Appearance:  Poured neat in my Glencairn glass, Alabama Style was coppery. It formed a thick rim which created sticky, fat drops that worked their way back down the wall and into the pool.


Nose: The apple influence was evident and, in fact, was green apple. That was joined by corn, cinnamon, and caramel. When I inhaled through my lips, the green apple continued.


Palate:  I found the texture to be thin and watery. I picked up caramel, vanilla, and corn on the front of my palate. The middle offered only cinnamon spice. Fennel, oak, and black pepper rounded things out on the back.


Finish: Medium in duration, what remained was corn, fennel, toasted oak, and black pepper.


Bottle, Bar, or Bust:  My opinion all these years later isn’t changed. Clyde May’s Original Alabama Style isn’t bad; I want to make that clear. It just is… there. I found nothing distinctive about it sans the nose. Considering bang for the buck, this one takes a Bar rating.


Next up is Clyde May’s Straight Bourbon Whiskey, a/k/a Recipe 002. This one indicates it was distilled in Indiana. In other words, MGP. It is non-chill filtered and aged five years in new, charred oak. A 92°, 750ml package runs about $40.00.

Appearance:  Sipped neat from my Glencairn glass, this Bourbon appeared as golden amber. A medium rim led to weak legs.


Nose: Aromas of corn, toasted oak, cherry, and brown sugar were easy to discern. When I drew the air into my mouth, vanilla rolled across my tongue.


Palate: The mouthfeel was thin and oily. Peach, pecan, and vanilla were on the front, brown sugar, corn, caramel, and cinnamon formulated the middle, and on the back, clove, oak, and of all things, cherry pie filling.


Finish:  The finish was a combination of clove, allspice, cinnamon, toasted oak, and more cherry pie filling. It was medium in duration.


Bottle, Bar, or Bust:  This Bourbon was tasty, easy to sip (perhaps a little too easy), and overall, enjoyable. The 92° worked nicely, and for $40.00, I believe this is well-priced for the market. I place the Bottle crown on the head of Clyde May Straight Bourbon Whiskey.


Last but not least is Clyde May’s Straight Rye Whiskey. It is labeled Batch 003. Similar to the Bourbon, the Rye was distilled in Indiana. Non-chill filtered, it offers no age statement but rested in new, charred oak for at least four years. This one weighs slightly higher at 94° but maintains that same $40.00 price tag.

Appearance: Served neat in my Glencairn glass, the rye was the color of ginger ale.


Nose: Wintergreen smacked me in the face before I had brought the glass to my nose. Beneath it was rye, vanilla, and oak. The wintergreen muted to mint as I pulled the air past my lips.

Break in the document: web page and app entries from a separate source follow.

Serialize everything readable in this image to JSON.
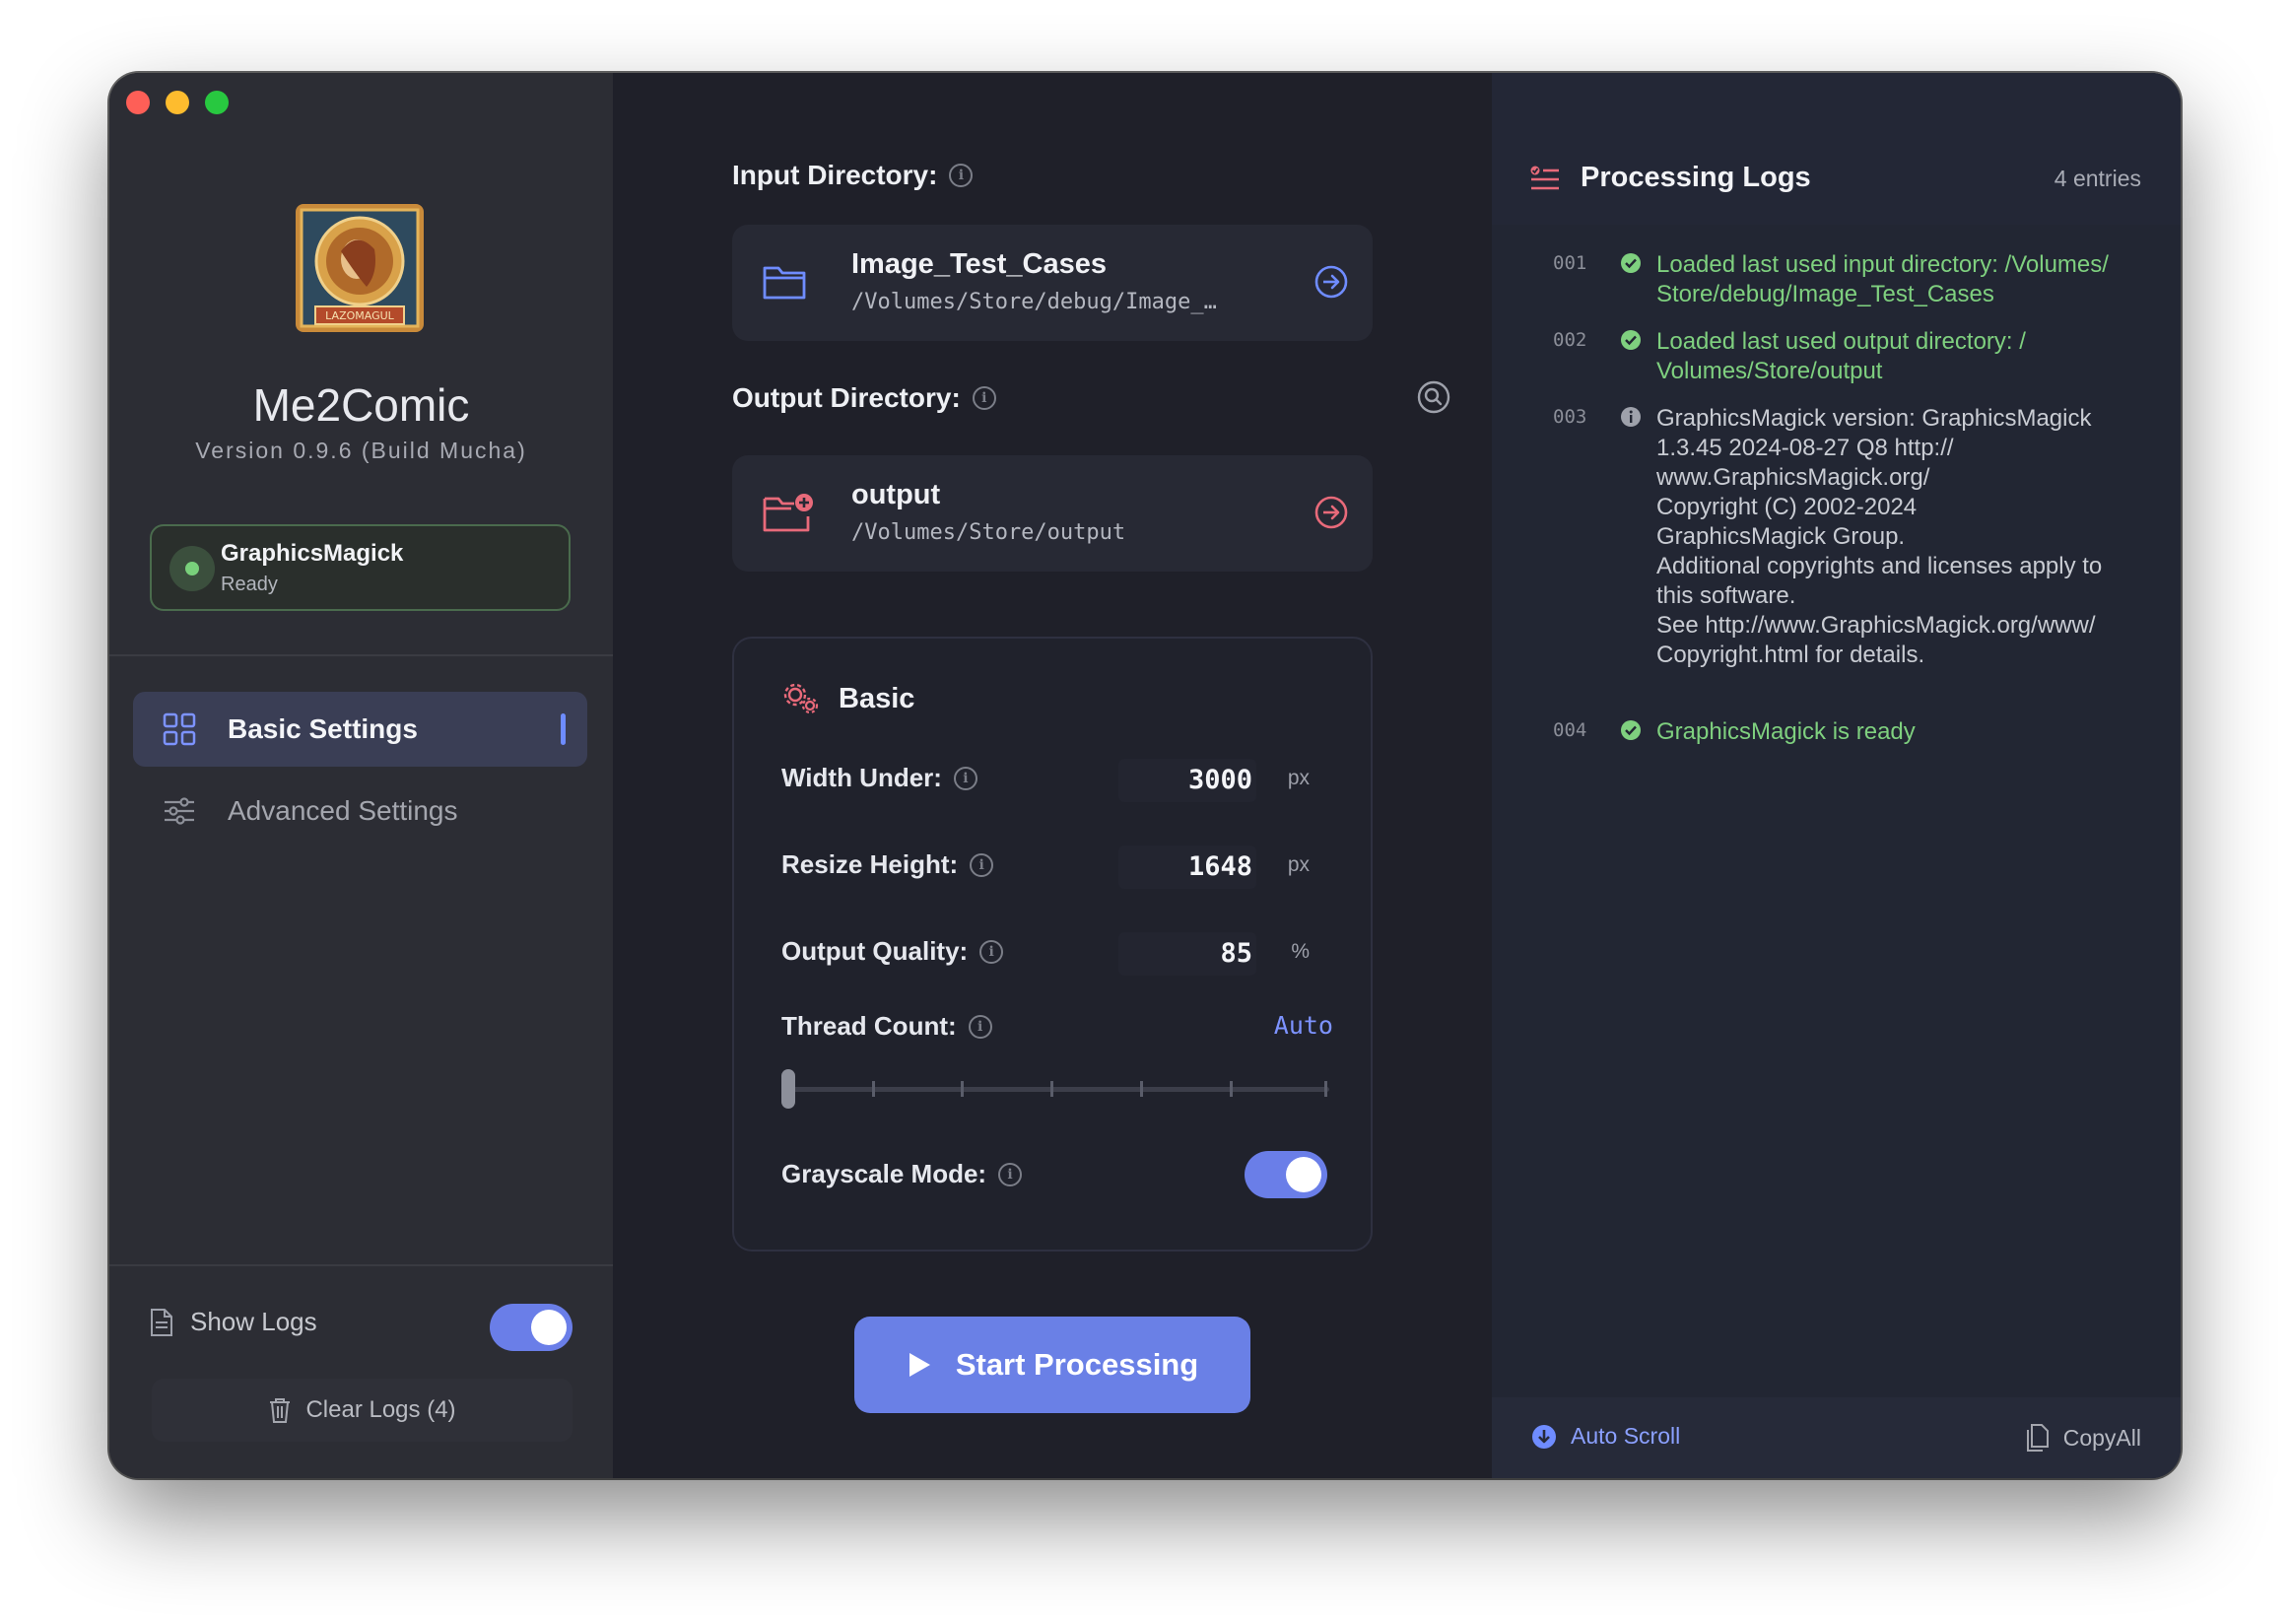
{
  "app": {
    "name": "Me2Comic",
    "version": "Version 0.9.6 (Build Mucha)",
    "logo_text": "LAZOMAGUL"
  },
  "engine": {
    "name": "GraphicsMagick",
    "status": "Ready"
  },
  "sidebar": {
    "items": [
      {
        "label": "Basic Settings",
        "icon": "grid-icon",
        "active": true
      },
      {
        "label": "Advanced Settings",
        "icon": "sliders-icon",
        "active": false
      }
    ],
    "show_logs_label": "Show Logs",
    "show_logs_on": true,
    "clear_logs_label": "Clear Logs (4)"
  },
  "input": {
    "label": "Input Directory:",
    "name": "Image_Test_Cases",
    "path": "/Volumes/Store/debug/Image_…"
  },
  "output": {
    "label": "Output Directory:",
    "name": "output",
    "path": "/Volumes/Store/output"
  },
  "basic": {
    "title": "Basic",
    "width_label": "Width Under:",
    "width_value": "3000",
    "width_unit": "px",
    "height_label": "Resize Height:",
    "height_value": "1648",
    "height_unit": "px",
    "quality_label": "Output Quality:",
    "quality_value": "85",
    "quality_unit": "%",
    "threads_label": "Thread Count:",
    "threads_value": "Auto",
    "threads_slider_fraction": 0,
    "grayscale_label": "Grayscale Mode:",
    "grayscale_on": true
  },
  "start_label": "Start Processing",
  "logs": {
    "title": "Processing Logs",
    "count": "4 entries",
    "entries": [
      {
        "num": "001",
        "type": "success",
        "msg": "Loaded last used input directory: /Volumes/\nStore/debug/Image_Test_Cases"
      },
      {
        "num": "002",
        "type": "success",
        "msg": "Loaded last used output directory: /\nVolumes/Store/output"
      },
      {
        "num": "003",
        "type": "info",
        "msg": "GraphicsMagick version: GraphicsMagick\n1.3.45 2024-08-27 Q8 http://\nwww.GraphicsMagick.org/\nCopyright (C) 2002-2024\nGraphicsMagick Group.\nAdditional copyrights and licenses apply to\nthis software.\nSee http://www.GraphicsMagick.org/www/\nCopyright.html for details."
      },
      {
        "num": "004",
        "type": "success",
        "msg": "GraphicsMagick is ready"
      }
    ],
    "auto_scroll_label": "Auto Scroll",
    "copy_all_label": "CopyAll"
  },
  "colors": {
    "accent": "#6a80e6",
    "success": "#7fd07f",
    "output_folder": "#e86a7a"
  }
}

Palate:  A thin, oily mouthfeel greeted my tongue. There was also a significant bite of alcohol, despite giving it about 15-minutes of breathing room. The front offered apple, rye spice, and molasses. Toffee and vanilla formed the middle, while mint, oak, and black pepper completed the trip across my mouth.


Finish: The long finish featured mint, rye spice, and freshly-cracked black pepper. There was something bitter that remained.


Bottle, Bar, or Bust: I have an overall positive opinion of MGP’s Ryes. You can expect them to be above-average in most cases. Yet this four-year-old, MGP-sourced Rye whiskey was wholly off-profile and not in a good way. Rye matures faster than Bourbon, but for whatever reason, it was overly green in this case. Clyde May’s Straight Rye Whiskey needs more time in oak, or perhaps proofing it a few points lower. Taking price entirely out of the equation, this one is a Bust.


Final Thoughts:  I found it interesting these three whiskeys covered my rating spectrum. The Bourbon was by far the most enjoyable. The Original Alabama Style was unremarkable, and the Rye was unpleasant. Nevertheless, Clyde May’s has its fanbase, and so long as that remains, the brand has no reason to worry. Cheers!


My Simple, Easy to Understand Rating System

  • Bottle = Buy It
  • Bar = Try It
  • Bust = Leave It


Whiskeyfellow encourages you to enjoy your whiskey as you see fit but begs you do so responsibly.